For a planner, a few extra days on site could mean holding a wrap-up meet with suppliers, negotiating for next year, visiting another destination in the same state to consider for future meetings, or taking a few days off to relax and regroup.

Even meeting planners and suppliers can use time in the spa to relax after a conference. Courtesy Cheyenne Mountain Colorado Springs, a Dolce Resort.

Conference Follow-Up

I like conferences that keep in touch with attendees after the meeting is over. Follow up with a survey so they have the opportunity to offer feedback. Perhaps provide a prize as incentive to reply; it could be something from a sponsor or a free registration for next year. Surveys provide the chance to find out how the lodging property, venues, food, activities, keynotes, breakout sessions, team-building, etc. were perceived and to gather ideas for what destinations and activities attendees would like to see considered next year.

Sending out links to Power Points, videos of speakers (especially of breakouts they couldn’t attend due to overlap), a slide show of conference photos and the date and location for next year keeps the conversation going. Need some new planning committee members? Want people to consider speaking or organizing a panel for a breakout session? Follow-up communication provides a great chance to ask. Sprinkle information out amongst a few emails to have legitimate reasons to reach out to attendees but don’t go overboard with tons of emails. It also be can part of an association or corporate newsletter depending on the audience.

It’s also important to debrief with your team and client. While it’s fresh in everyone’s mind, discuss what went well, improvements and ideas for next time, roles and responsibilities, budget, etc. This doesn’t have to happen in a meeting room. Get out for some fun!

A great way to unwind after a conference is on the tubing hill. Courtesy Winter Park Resort.

Planning for Next Year and Beyond

The two conferences that I attend annually in Colorado always have their dates and locations for the following year ready to announce at the closing luncheon. One is always held at the Colorado Convention Center in downtown Denver, while the other changes location every fall and distributes a request for proposal to Colorado destinations.

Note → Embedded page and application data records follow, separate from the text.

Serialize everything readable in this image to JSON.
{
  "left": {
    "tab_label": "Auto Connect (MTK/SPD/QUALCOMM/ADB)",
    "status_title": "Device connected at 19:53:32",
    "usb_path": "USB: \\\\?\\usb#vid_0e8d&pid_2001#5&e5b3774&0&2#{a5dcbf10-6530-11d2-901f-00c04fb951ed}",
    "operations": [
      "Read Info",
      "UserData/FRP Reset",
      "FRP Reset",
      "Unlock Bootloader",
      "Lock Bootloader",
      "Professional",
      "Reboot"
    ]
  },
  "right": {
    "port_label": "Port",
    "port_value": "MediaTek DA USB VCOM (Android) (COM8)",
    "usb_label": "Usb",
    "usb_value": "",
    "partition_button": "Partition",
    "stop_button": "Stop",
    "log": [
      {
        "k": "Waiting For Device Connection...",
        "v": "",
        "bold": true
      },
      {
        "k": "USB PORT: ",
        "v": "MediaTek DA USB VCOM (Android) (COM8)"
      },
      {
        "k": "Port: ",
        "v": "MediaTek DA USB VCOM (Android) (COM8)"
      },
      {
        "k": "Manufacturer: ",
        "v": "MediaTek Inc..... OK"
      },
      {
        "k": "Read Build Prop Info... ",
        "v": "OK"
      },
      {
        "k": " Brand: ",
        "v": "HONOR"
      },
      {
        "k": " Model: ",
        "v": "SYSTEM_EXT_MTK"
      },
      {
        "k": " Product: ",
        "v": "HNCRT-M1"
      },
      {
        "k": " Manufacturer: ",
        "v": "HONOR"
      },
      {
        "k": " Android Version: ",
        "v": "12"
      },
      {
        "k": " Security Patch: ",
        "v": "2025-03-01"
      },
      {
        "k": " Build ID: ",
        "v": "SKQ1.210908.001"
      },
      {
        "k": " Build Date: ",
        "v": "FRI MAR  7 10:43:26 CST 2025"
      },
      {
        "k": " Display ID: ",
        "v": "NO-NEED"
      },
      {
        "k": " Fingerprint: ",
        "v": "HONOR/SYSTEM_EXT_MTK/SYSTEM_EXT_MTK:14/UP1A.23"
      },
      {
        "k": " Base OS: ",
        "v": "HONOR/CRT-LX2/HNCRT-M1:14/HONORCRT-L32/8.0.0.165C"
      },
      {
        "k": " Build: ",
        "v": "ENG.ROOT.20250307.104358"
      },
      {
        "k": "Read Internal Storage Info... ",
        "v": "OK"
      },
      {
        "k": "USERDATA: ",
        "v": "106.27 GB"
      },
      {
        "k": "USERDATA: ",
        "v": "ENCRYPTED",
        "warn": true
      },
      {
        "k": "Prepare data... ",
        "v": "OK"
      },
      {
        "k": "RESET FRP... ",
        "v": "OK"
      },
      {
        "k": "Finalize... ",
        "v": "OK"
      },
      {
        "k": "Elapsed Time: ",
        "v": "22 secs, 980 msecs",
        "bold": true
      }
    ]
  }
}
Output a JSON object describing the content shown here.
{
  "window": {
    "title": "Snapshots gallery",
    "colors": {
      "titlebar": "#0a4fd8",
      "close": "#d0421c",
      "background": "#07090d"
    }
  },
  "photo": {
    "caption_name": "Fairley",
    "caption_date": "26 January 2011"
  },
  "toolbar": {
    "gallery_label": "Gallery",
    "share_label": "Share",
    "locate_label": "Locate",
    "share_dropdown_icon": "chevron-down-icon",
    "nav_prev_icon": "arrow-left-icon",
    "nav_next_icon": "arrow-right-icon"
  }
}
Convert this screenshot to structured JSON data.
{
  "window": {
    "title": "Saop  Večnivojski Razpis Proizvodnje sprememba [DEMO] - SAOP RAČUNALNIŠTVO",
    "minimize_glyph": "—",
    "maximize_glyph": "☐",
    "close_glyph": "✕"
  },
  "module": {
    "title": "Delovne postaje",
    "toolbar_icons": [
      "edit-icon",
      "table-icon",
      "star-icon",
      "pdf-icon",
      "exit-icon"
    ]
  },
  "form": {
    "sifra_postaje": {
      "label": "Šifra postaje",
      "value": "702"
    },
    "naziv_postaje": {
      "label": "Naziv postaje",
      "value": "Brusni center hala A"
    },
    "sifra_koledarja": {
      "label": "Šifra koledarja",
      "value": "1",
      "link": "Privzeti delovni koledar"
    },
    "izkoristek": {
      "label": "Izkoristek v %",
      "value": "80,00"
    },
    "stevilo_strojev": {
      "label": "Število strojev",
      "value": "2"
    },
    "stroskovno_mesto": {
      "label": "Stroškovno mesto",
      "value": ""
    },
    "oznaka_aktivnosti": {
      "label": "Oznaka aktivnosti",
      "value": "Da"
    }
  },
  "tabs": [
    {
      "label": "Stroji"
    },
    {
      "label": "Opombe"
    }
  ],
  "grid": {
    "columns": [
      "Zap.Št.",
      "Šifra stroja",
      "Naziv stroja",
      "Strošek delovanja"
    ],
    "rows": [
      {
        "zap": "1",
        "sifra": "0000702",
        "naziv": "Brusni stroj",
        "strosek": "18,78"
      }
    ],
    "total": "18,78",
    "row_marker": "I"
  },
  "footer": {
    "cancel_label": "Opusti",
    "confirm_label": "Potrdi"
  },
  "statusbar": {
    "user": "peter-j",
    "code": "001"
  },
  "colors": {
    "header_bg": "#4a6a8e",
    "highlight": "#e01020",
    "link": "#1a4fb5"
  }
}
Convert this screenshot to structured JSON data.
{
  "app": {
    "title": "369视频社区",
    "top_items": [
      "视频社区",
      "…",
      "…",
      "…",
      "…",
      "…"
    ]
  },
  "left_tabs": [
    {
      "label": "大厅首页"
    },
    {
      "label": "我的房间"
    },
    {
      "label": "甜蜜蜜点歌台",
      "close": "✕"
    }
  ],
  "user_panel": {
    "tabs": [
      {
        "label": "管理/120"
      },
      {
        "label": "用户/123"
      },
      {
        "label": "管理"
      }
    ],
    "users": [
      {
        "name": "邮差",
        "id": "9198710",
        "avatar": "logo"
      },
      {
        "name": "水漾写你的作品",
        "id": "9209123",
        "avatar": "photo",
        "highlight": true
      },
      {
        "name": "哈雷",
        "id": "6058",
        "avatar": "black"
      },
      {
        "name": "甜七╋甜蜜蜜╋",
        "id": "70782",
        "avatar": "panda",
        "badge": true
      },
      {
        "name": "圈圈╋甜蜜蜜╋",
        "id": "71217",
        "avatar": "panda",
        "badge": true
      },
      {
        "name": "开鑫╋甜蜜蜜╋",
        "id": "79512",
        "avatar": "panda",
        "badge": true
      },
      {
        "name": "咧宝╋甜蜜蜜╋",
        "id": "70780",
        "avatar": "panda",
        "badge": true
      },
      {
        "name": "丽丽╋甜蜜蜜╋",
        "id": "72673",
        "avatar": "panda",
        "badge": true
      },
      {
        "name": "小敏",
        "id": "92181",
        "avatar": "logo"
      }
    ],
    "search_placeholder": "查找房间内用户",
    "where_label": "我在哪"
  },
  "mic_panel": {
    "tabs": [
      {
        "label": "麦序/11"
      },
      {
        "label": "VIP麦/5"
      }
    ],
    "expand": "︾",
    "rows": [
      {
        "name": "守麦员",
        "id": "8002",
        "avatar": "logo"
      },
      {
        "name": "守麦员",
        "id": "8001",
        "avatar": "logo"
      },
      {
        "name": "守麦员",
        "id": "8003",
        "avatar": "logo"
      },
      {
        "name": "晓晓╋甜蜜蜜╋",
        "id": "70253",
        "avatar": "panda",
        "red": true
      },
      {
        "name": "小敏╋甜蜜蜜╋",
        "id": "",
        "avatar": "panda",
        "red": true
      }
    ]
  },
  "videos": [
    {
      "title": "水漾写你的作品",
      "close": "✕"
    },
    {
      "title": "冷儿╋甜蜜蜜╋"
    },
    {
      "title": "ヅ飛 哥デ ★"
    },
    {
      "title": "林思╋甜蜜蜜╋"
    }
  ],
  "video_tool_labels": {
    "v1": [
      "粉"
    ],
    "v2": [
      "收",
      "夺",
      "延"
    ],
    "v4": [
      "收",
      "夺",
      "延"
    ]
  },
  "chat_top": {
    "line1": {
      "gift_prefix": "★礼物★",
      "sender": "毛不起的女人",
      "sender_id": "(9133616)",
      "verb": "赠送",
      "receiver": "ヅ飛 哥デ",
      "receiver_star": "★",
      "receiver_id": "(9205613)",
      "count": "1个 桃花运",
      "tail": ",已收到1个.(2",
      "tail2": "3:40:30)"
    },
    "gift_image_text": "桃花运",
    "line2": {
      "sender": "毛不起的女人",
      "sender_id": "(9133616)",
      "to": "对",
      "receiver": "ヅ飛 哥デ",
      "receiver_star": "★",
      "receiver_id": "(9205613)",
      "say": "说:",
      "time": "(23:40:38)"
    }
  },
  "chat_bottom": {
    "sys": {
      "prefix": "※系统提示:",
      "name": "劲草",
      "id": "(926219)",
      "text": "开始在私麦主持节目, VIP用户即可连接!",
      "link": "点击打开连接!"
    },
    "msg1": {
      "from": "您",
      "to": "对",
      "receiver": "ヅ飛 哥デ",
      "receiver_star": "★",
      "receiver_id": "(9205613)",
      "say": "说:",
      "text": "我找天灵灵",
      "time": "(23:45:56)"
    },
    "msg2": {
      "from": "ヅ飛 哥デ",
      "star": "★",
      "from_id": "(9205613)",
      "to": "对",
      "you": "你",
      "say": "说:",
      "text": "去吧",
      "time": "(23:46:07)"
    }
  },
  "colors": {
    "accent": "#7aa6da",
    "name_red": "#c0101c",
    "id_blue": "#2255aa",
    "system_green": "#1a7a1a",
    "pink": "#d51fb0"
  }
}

It’s become a seller’s market for much of the meetings and events industry, so booking early with a venue, lodging properties and suppliers and coming to the table with some flexibility regarding dates is very helpful. In a recent event profile about the Big Shots Centennial Gala hosted by Big Brothers Big Sisters of Colorado that I wrote for Colorado Meetings + Events magazine, event organizers noted that one of the hardest parts regarding the advance work for 2019 has been securing a venue. The nonprofit needs space to seat 500 and competes with conventions that are planning five years out, as well as other May galas, graduations and proms.

When searching for a meeting destination, organizations like Destination Colorado that represent a large membership of venues, destinations and suppliers make it easy with a website to review and an RFP process that involves filling out one form that is sent to entities that fit the parameters set by the planner. Many DMOs also have a similar approach or have extensive knowledge about properties and can help narrow it down.

Communities like Boulder have a DMO that can help provide suggestions like venues close to a local favorite, Pearl Street. Courtesy Boulder CVB.

On a totally different note, refrain from deleting all online information about a conference once it’s over. I think it’s nice to keep details and post-conference information posted for several months so that people can look back and find information if they attended or heard about the gathering. As a journalist and an attendee, I’m constantly looking online for meeting and event dates and information about past happenings. However, make sure there is a section for next year’s conference to list dates and details as they become available.

Just because a conference is over doesn’t mean the work is done. The wrap up surely merits a sigh of relief, but energy needs to be saved for tying up loose ends, gathering feedback and planning for the future!

Beth Buehler is editor of Colorado Meetings + Events and Mountain Meetings magazines, has planned numerous meetings and events, lives in a ski town and enjoys exploring Colorado.